- Likelihood: 100% - Probability of Scenario 2 - Probability of Scenario 3
Scenario 2 %
We find the second point to be highly unlikely for several reasons. First, given Biden’s disposition towards troop withdrawal (he was former President Obama’s Vice President during Obama’s troop withdrawal campaign and was against the troop surge) we feel he is not likely to announce an indefinite stay in Afghanistan, irrespective of violations of the Doha Agreement. The optics would be incredibly harmful for Biden and that orientation would also make further negotiations more difficult.
The Taliban may very well renege on some of their promises outlined in the agreement, but Biden has clearly demonstrated a proclivity for non-interventionist foreign policy, and we believe he is eager to leave the region as long as he can do it safely.
Finally, Afghan President Ghani wants a peace deal to be reached, and consequently he is not likely to take steps that could hurt that future.
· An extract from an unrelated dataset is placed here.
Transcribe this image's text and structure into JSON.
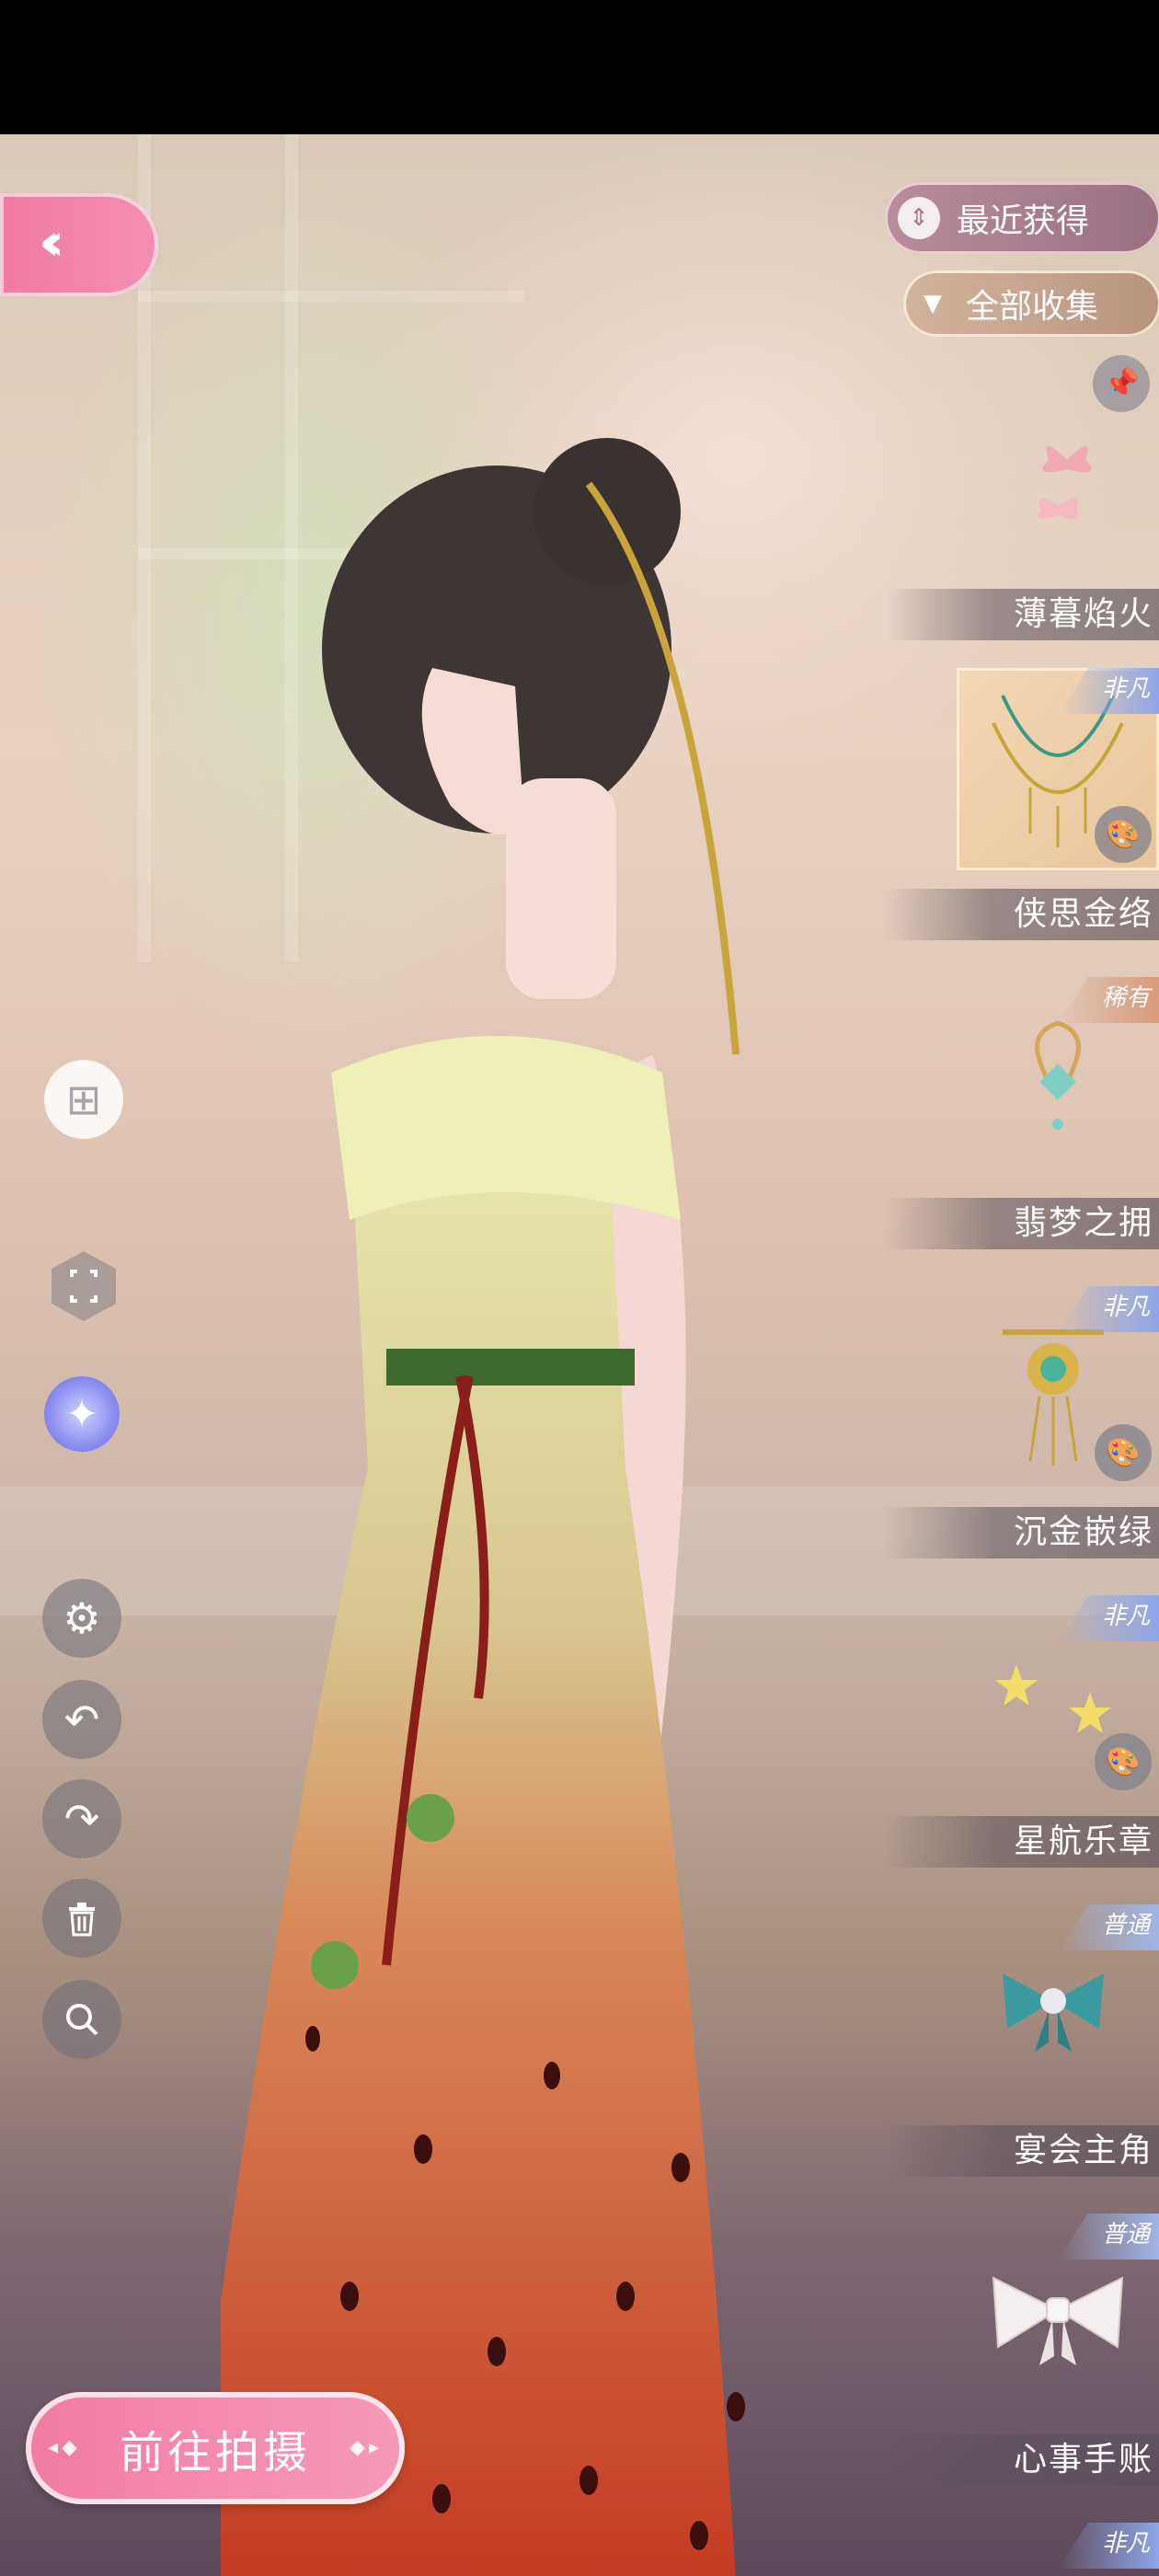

Moreover, it is also likely that the second scenario materializes as the third scenario, in that the Biden administration would move for an extension to the withdrawal deadline instead of making a move for remaining indefinitely.
- Likelihood: Highly unlikely (5%).
Scenario 3 %
The third scenario, which outlines an extension of the withdrawal agreement pending efforts by the Taliban and Afghan government to cease conflict, is the most likely outcome in our opinion.
In a letter written last week by Secretary of State Anthony Blinken to Afghan president Ashraf Ghani, Blinken writes that as the process continues, “...the United States has not ruled out any option” with respect to the troop withdrawal timeline. Blinken goes on to cite concerns about security in Afghanistan being the catalyst for a timeline extension, saying rather explicitly “I am concerned that the security situation will worsen and that the Taliban could make rapid territorial gains.” Although this letter in theory could be used to support the second scenario, given Blinken’s recent comments on US intervention we feel confident placing this evidence in supporting Scenario 3 to a much larger degree than Scenario 2.
Given Blinken’s concerns in the letter, which do not seem likely to be ameliorated in the near future, much less in the next two months, the Scenario 3 outcome seems quite likely especially when compared to the two aforementioned scenarios. Also, given the time constraints discussed earlier regarding the sheer number of countries and issues involved in negotiations, the time horizon on this question seems too soon to resolve positively.
- Likelihood: Likely (85%).
Based on the above analysis, we give a 90% likelihood that U.S. military troops will remain in Afghanistan on May 1, 2021–making it highly likely to occur.
Since this question will remain open for another week, we’ll be following these factors to determine whether to lower or raise our overall probability:
- What, if any, news comes out about the US' proposal for Turkey to host Afghan-Taliban peace talks.
- What, if any, developments come from the US' recent push for UN-led peace process.
- Any key developments in the region that could affect the prioritization of US withdrawal in the short-term.
- As well as any statements made by key figures in the US, Afghani, and Taliban leadership.
Metaculus and Forecast Scoring
On the most recent episode of the Global Guessing Weekly Podcast, we discussed the recent Metaculus Forecast Scoring “Controversy” and gave some of our preliminary thoughts on it. We plan to further examine this issue in the weeks to come and think about potential solutions. If you have any thoughts on the Metaculus scoring controversy, please tell us your comments either in the comment section down below or reach out to us on social media. We are still gathering our thoughts, so any feedback or input is appreciated!